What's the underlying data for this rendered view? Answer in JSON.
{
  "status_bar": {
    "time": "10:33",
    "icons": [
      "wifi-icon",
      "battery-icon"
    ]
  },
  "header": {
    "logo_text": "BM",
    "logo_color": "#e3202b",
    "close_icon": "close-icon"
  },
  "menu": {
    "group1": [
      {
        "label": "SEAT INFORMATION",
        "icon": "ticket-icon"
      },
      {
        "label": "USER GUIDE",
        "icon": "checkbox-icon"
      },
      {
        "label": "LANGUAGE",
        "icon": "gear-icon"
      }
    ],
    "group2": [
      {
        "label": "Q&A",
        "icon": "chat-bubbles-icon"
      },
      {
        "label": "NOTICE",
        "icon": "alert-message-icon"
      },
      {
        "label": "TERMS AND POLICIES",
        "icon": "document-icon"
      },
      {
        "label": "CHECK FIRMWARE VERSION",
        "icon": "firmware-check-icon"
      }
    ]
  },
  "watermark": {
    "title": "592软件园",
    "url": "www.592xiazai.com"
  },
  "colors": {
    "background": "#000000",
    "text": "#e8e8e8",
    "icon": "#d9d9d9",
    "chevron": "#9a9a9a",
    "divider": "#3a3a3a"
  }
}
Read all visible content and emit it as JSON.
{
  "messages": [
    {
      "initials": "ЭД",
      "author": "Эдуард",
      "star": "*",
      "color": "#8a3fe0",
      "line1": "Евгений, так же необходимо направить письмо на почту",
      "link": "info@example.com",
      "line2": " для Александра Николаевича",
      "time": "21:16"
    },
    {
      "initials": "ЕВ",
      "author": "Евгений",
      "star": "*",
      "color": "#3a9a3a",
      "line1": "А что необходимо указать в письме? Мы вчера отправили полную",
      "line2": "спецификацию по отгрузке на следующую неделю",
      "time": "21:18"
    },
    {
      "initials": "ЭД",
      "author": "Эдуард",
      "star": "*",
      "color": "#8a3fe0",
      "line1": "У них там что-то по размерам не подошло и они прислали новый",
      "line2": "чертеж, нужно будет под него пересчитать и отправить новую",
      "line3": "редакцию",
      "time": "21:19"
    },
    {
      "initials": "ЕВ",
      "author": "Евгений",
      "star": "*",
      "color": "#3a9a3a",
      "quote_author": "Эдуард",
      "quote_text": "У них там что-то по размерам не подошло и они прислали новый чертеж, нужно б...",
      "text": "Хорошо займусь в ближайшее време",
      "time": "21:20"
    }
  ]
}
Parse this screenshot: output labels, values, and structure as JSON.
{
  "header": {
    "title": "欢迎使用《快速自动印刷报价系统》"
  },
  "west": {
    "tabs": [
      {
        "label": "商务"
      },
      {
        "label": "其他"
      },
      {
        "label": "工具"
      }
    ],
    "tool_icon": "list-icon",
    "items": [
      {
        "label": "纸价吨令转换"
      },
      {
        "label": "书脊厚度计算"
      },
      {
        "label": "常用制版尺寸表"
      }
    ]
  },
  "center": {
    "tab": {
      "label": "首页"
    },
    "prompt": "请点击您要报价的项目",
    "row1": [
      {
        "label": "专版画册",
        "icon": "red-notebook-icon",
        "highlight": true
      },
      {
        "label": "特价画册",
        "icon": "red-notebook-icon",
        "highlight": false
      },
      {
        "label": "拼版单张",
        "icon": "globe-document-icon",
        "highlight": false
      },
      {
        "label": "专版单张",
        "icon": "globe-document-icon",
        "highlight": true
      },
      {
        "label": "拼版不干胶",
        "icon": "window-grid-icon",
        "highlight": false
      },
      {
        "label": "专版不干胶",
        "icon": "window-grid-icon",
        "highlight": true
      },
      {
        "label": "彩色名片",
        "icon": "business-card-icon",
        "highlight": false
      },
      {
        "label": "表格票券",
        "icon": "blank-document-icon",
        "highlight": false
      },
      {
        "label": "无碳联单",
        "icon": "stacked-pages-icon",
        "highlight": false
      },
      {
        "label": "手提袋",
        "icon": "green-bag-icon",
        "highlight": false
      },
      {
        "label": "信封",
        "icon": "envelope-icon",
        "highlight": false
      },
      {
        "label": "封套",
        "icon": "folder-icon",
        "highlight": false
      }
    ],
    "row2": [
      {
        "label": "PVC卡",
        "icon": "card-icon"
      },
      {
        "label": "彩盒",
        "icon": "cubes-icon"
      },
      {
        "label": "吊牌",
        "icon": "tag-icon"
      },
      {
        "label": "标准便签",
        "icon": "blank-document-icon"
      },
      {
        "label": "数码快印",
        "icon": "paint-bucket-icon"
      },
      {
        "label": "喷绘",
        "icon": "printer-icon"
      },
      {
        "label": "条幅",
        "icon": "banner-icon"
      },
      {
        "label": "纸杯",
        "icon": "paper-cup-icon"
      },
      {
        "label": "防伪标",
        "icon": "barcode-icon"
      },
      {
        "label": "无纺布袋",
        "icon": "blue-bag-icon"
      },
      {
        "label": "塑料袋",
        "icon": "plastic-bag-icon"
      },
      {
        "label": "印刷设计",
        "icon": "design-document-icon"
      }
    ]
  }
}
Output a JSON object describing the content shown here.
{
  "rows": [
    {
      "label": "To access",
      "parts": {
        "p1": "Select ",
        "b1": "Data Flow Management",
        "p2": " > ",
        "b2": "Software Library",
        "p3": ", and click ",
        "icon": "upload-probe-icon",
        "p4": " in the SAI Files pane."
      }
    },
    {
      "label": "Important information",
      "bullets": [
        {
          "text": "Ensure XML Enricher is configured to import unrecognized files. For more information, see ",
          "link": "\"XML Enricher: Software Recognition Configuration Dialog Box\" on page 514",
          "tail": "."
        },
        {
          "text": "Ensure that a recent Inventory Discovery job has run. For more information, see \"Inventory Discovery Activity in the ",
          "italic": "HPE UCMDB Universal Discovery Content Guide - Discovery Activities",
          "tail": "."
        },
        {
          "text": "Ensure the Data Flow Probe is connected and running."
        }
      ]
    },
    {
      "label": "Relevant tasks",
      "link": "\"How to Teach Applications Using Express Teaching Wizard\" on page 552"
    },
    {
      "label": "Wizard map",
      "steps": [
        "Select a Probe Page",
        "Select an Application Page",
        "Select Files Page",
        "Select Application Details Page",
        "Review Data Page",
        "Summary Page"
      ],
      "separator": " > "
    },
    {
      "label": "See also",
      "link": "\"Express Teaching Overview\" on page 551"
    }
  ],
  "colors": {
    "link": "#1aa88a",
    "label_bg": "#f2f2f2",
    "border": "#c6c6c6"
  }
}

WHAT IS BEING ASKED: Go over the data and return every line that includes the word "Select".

ANSWER SECTION:
        "p1": "Select ",
        "Select a Probe Page",
        "Select an Application Page",
        "Select Files Page",
        "Select Application Details Page",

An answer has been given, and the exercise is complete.